Scripture Reading: Genesis 29:15-28
Then Laban said to Jacob, ‘Because you are my kinsman, should you therefore serve me for nothing? Tell name of the younger was Rachel. Leah’s eyes were lovely, and Rachel was graceful and beautiful. Jacob loved Rachel; so he said, ‘I will serve you seven years for your younger daughter Rachel.’ Laban said, ‘It is better that I give her to you than that I should give her to any other man; stay with me.’ So Jacob served seven years for Rachel, and they seemed to him but a few days because of the love he had for her. –Genesis 29:15-20
Arranged marriages seem strange to us although it is still practiced in some cultures. We might learn something from arranged marriages in that they deal with the realities of living and raising families more than our romanticized version where falling in love sometimes exceeds common sense. On the other hand, sharing life with someone, we never learn to love, might be worse. Someone once told me that the best marriages result in marrying someone with whom we fall in love and that we learned to love with our whole being continuing to grow that love over the years. Falling in love is wanting the best for ourselves; truly loving someone means we want the best for them too.
Marriage in the eyes of God is covenantal. A covenant is more than a contract. It is binding and is often the word used to describe our relationship with God. I fear we too experience the falling in love and loving conundrum regarding our relationship with God. The interesting paradox regarding our relationship with God is that what is best for God is always best for us also, although, at times, it is hard for us to accept that reality.

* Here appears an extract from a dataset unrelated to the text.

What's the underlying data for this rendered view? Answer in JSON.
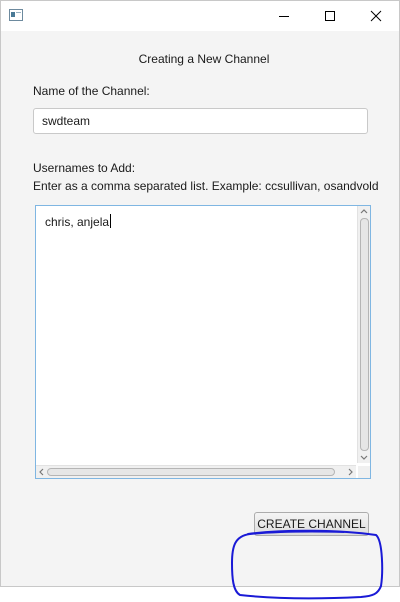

God commanded us to love God and love one another. In so doing we will thrive. Temptations suggest to us that there are short cuts to obtaining that end and that God’s definition of thriving may differ from the world’s definition. God also envision that thriving occurs in community. God calls us to want the best for everyone, which implies working together in love.
Of late, we seem more divided than ever. We invest in weapons of war rather than the nurture of love. If climate change is not affecting us directly, we cannot worry about those areas of our world already suffering from its impact. We are more interested in making a profit from prisons than restoring our neighbors to wholeness. If someone is hungry, he or she should get a job even though they already have one or even two. To the sick, we say no one dies from lack of health care.
What is it going to take for us to fall in love with God again and practice the ongoing art of loving God and loving our neighbors, wanting the best for God and all of God’s children?
Prayer: Lord, teach us to thrive in your love not seeking to thrive in the ways of the world. Amen.